### YOUR OBJECTIVE
Lines containing the word "temp" are to be copied from the data below.

### EXERCISE INPUTS
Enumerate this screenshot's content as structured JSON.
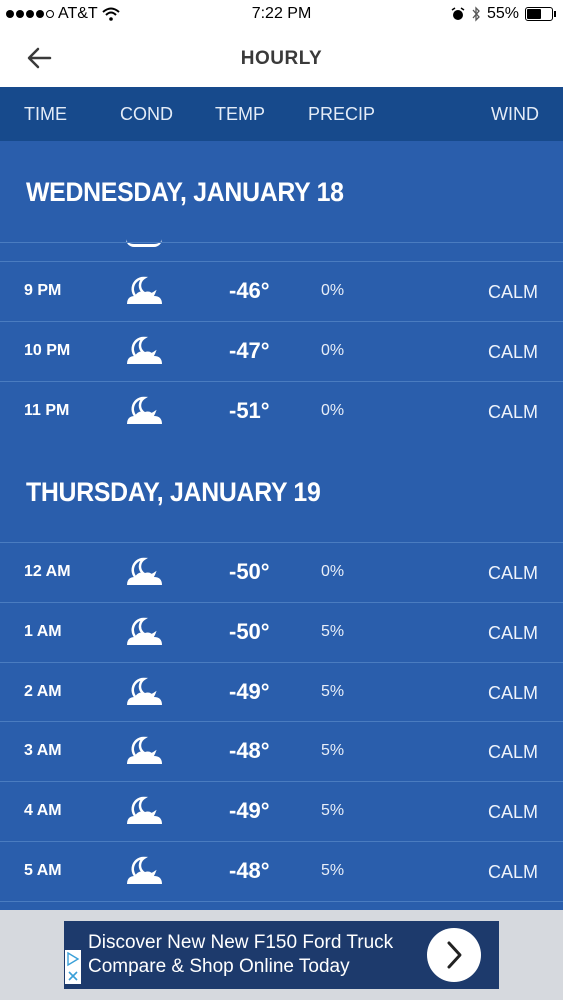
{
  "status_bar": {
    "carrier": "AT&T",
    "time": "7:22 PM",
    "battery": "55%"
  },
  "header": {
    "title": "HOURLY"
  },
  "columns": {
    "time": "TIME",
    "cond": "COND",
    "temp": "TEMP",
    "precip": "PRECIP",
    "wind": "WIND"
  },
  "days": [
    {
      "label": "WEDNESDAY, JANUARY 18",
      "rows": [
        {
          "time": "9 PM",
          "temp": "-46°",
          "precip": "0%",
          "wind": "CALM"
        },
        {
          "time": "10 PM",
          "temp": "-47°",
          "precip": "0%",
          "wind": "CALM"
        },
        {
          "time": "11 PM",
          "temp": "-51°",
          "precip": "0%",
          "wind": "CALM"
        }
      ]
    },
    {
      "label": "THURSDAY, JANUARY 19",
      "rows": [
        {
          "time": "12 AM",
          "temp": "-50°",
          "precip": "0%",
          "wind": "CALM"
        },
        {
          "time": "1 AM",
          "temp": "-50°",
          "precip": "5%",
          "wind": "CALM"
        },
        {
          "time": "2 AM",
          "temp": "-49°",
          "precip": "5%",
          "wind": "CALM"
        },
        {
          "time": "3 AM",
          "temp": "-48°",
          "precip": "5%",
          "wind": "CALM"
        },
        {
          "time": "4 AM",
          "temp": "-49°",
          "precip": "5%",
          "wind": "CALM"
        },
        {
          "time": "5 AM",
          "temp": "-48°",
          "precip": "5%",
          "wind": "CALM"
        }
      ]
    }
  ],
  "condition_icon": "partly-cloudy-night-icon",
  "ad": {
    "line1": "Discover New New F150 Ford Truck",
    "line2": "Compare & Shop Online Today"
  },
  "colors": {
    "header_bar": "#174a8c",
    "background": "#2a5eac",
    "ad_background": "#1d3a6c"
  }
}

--

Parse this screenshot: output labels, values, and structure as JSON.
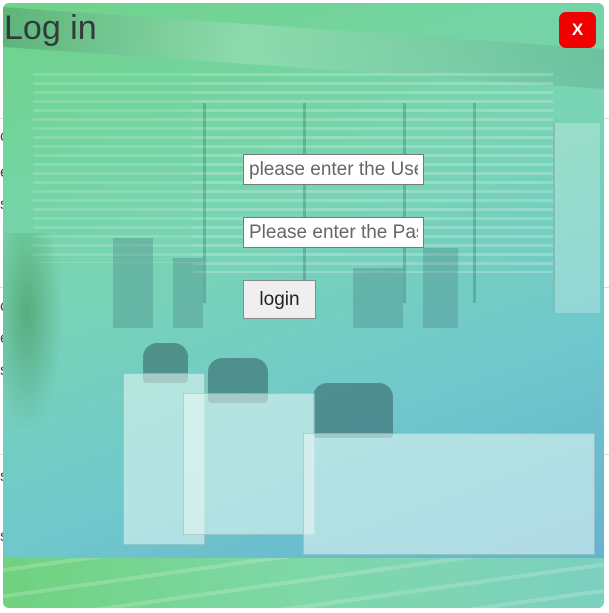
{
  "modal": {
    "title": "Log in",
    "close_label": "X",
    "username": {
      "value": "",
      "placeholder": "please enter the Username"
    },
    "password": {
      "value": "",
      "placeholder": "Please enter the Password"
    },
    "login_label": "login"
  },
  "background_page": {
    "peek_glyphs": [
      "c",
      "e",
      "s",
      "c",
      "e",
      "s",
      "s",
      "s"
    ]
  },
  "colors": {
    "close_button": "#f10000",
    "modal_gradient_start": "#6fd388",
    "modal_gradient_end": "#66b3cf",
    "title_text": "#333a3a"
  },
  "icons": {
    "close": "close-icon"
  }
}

### ANSWER TO THE EXERCISE
    "temp": "TEMP",
          "temp": "-46°",
          "temp": "-47°",
          "temp": "-51°",
          "temp": "-50°",
          "temp": "-50°",
          "temp": "-49°",
          "temp": "-48°",
          "temp": "-49°",
          "temp": "-48°",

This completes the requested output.